*** Supplied entries ***

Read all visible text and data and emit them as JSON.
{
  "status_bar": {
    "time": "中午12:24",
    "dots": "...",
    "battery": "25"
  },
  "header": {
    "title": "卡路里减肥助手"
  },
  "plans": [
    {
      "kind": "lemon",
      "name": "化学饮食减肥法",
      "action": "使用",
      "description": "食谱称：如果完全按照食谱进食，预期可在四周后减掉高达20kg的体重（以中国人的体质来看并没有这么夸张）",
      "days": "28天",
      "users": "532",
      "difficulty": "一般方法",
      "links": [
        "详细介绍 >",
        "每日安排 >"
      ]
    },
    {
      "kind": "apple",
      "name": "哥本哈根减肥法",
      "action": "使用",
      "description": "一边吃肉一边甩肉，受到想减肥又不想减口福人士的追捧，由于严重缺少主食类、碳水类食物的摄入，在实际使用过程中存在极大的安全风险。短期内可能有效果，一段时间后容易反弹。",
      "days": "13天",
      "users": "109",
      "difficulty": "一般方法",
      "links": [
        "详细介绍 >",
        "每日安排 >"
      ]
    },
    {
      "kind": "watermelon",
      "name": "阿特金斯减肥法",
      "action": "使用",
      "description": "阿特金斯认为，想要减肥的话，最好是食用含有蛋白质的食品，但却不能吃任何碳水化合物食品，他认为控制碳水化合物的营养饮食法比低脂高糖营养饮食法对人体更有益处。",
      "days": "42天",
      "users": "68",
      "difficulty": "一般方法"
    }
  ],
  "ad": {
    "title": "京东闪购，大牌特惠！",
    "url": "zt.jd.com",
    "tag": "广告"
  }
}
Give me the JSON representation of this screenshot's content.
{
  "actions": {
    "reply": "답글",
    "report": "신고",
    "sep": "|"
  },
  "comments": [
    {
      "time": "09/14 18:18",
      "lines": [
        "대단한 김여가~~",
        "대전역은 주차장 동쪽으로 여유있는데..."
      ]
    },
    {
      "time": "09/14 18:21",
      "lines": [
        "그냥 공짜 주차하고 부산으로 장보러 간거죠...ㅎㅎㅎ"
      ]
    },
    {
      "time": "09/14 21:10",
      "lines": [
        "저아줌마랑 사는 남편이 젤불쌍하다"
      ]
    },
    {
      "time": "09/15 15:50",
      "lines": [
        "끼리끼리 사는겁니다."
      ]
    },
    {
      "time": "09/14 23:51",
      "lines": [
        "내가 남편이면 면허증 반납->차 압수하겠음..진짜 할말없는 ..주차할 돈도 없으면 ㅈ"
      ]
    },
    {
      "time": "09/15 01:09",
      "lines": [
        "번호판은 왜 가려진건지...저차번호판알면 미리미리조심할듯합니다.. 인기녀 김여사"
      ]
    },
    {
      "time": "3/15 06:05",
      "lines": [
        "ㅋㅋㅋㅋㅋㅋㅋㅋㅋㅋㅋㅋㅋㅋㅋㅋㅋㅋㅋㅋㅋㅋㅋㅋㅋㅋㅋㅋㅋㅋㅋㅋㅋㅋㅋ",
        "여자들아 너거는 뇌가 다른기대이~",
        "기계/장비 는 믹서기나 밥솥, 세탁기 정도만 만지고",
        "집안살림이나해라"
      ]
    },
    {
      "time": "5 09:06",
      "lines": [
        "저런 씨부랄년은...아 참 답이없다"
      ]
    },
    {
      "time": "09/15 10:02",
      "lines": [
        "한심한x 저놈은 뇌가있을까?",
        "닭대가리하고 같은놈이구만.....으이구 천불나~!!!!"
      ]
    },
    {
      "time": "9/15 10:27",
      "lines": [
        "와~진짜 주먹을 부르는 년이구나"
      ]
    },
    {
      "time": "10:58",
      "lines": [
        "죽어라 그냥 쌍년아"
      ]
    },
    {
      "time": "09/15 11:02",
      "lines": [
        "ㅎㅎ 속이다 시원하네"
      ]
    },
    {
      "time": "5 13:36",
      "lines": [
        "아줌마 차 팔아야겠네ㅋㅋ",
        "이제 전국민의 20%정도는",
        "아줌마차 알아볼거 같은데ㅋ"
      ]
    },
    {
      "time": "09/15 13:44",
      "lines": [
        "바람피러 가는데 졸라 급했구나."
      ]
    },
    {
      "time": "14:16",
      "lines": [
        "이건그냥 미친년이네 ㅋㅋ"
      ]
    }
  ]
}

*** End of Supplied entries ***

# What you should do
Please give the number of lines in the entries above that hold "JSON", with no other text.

# Exercise answer
2